The Slippery Slope of Dishonesty

A kid stealing candy in a convenience store grows up to be a convicted criminal. A husband who flirts with a coworker ends up as a serial cheater. A politician telling a few “white lies” to his or her constituents is eventually convicted of fraud. These are all extreme — but plausible — scenarios where dishonesty might escalate over time, resulting in dramatic and life-changing consequences. But how far does this slippery slope actually go? How can science help us answer this question?Continue reading

Life, Liberty and the Pursuit of Science Careers: An Interview with Dr. Rachel Bernstein

The pursuit of science is challenging. It is where new knowledge is born. In their path towards the unknown, scientists, too, face their fair share of insecurity. When experiments fail, grants evade, confidence dwindles and the clock strikes midnight, many researchers find themselves immersed in questions to which Google may not have an answer. What should I do after I graduate? Is there a glass ceiling for women? Is academia right for me? What other options are out there? Can I really get my act together for a work-life balance, like, ever? Sigh, these investment bankers make so much more money. What am I doing with my life? Maybe I should sleep now?Continue reading

Mental Health is a Part of Health: A Conversation with Shekhar Saxena

In a recent presidential town hall, President Obama looked directly into the camera and made a powerful statement about mental health. “If something inside you feels like it’s wounded, it’s just like a physical injury. You’ve got to go get help,” said the leader of the free world.

Buried under the weight of a massive social stigma, seeking help or even acknowledging a mental illness can be an excruciating task.
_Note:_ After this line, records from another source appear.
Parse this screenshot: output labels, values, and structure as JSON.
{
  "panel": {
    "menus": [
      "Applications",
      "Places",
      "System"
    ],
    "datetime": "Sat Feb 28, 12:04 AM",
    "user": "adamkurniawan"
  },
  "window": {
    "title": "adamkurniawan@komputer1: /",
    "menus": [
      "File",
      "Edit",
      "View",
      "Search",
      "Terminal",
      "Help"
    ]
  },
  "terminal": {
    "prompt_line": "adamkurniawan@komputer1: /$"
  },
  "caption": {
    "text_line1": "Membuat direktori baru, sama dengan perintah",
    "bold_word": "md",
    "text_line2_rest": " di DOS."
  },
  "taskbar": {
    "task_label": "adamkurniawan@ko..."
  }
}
How, then, can we help ourselves and our loved ones achieve emotional and mental well-being?Continue reading

Algorithms to Live By: The Computer Science of Human Decisions, A Review

Responding to the assertion that computers lack intuition, the philosopher and cognitive scientist Daniel Dennett once (counter-intuitively) argued that computers must have intuition. Ask a computer to calculate the square root of 54357.029. How did the computer get the answer? Lacking awareness, the computer doesn’t know. The answer wasn’t the result of deep thinking or concentration. It was intuition.Continue reading